“Predictive analytics will not become a general-purpose solution—a solution seeking problems—but rather a set of multiple solutions geared (to) and answering specific problems,” Segalov says. “We will see it more and more in every aspect of what we do, from marketing and selling to manufacturing, education and healthcare.”
Customer experience, cloud software and legacy vendors
An emerging category where predictive analytics finds a foothold comes by way of customer experience (CX) software. With the availability of customer big data, predictive analytics has become an important component of many cloud applications, including CX management software, according to Mark Magee, vice president, product management, MaritzCX, provider of customer experience software and services.
Traditional tech powerhouses have also seen this trend. But not without raising suspicions of their motives from native SaaS, pure-play predictive providers.
“We are seeing legacy vendors (e.g., SAP and Oracle) attempt to cloud wash their products or force-fit them (e.g., SAS for IoT) into existing application environments,” says Simon Arkell, CEO, Predixion Software, a predictive analytics platform vendor. “This is not the first time we have seen this approach, and it creates solutions that are very complex and expensive.”
Magee has also witnessed this trend. “Google is backing startup Automatic Statistician, and IBM backed the Watson project that promises a computer that can read natural language and generate a hypothesis. At MaritzCX, we created Spotlight data mining for simple, automatic analysis of customer experience data.”
For CX data analysts, that means not manually linking data and exporting it to an external tool for statistical processing to create visualizations for decision makers, according to Magee.
Visualizing the future of predictive analytics
Speaking of visualization of predictive analytics, that’s where the future lies, according to visionaries in the space.

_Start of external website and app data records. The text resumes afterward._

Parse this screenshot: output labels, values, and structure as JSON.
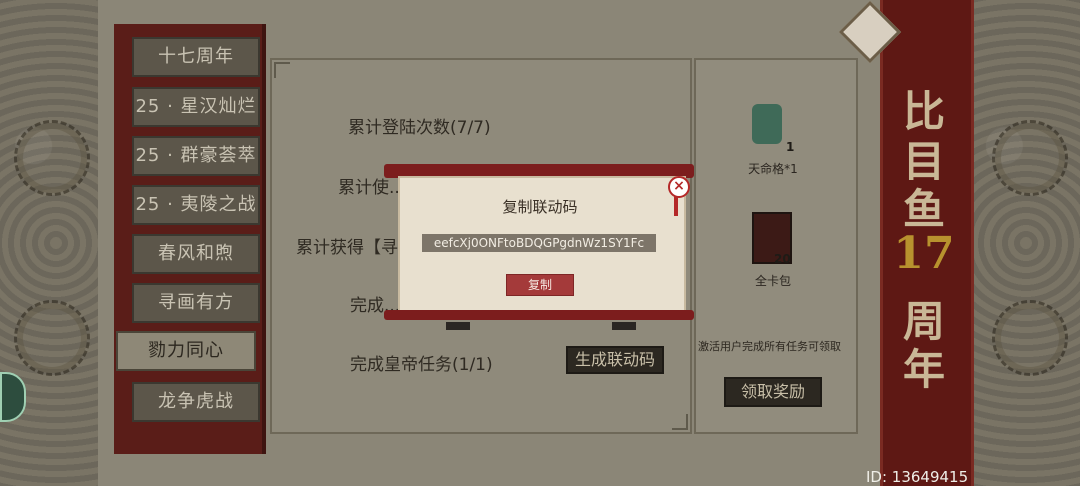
{
  "tabs": [
    {
      "label": "十七周年",
      "active": false
    },
    {
      "label": "25 · 星汉灿烂",
      "active": false
    },
    {
      "label": "25 · 群豪荟萃",
      "active": false
    },
    {
      "label": "25 · 夷陵之战",
      "active": false
    },
    {
      "label": "春风和煦",
      "active": false
    },
    {
      "label": "寻画有方",
      "active": false
    },
    {
      "label": "勠力同心",
      "active": true
    },
    {
      "label": "龙争虎战",
      "active": false
    }
  ],
  "tasks": [
    {
      "text": "累计登陆次数(7/7)"
    },
    {
      "text": "累计使..."
    },
    {
      "text": "累计获得【寻..."
    },
    {
      "text": "完成..."
    },
    {
      "text": "完成皇帝任务(1/1)"
    }
  ],
  "generate_button_label": "生成联动码",
  "rewards": [
    {
      "name": "天命格*1",
      "count": "1",
      "icon": "jade-seal-icon"
    },
    {
      "name": "全卡包",
      "count": "20",
      "icon": "card-pack-icon"
    }
  ],
  "reward_note": "激活用户完成所有任务可领取",
  "claim_button_label": "领取奖励",
  "banner": {
    "line1": "比",
    "line2": "目",
    "line3": "鱼",
    "number": "17",
    "line4": "周",
    "line5": "年"
  },
  "modal": {
    "title": "复制联动码",
    "code": "eefcXj0ONFtoBDQGPgdnWz1SY1Fc",
    "copy_label": "复制"
  },
  "user_id": "ID: 13649415",
  "colors": {
    "accent_red": "#7c1d1d",
    "panel": "#8b8677",
    "gold": "#b8922e"
  }
}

They will be leveraged by big data fans and lean data advocates alike, some say.
Predictive analytic tools and features will be a basic component of software releases, with key automated algorithms and visual reporting as standard features, says Pamela Veraart, senior vice president/group head, analytic practice, C2G Consulting. “Added-value features, driven by the depth of big data available, will factor into the type of predictions, insights and reports available.”
But the deluge of visual data could be overwhelming. Which in turn might cause the dreaded paralysis by analysis. To avoid this, solutions that can condense multiple visual predictive indicators into an at-a-glance, single-source-of-truth view could become killer apps.
For example, while access to data remains a top need, according to Bluewolf’s recent The State of Salesforce Report, the breadth of data visualization capabilities can easily eclipse a seller’s ability to consume.
“Applied appropriately, predictive analytics can consolidate many dashboards into a singular concept; i.e., you have an ‘at risk’ customer,” says Adam Bataran, senior director of analytics for Bluewolf, a global consulting agency. “Dashboards are not necessarily a prerequisite for making a data-driven decision. Predictive will bypass dashboards and integrate directly to workflow.”
Read our earlier post this week on the rise of predictive analytics
Main photo via Flickr (Creative Commons)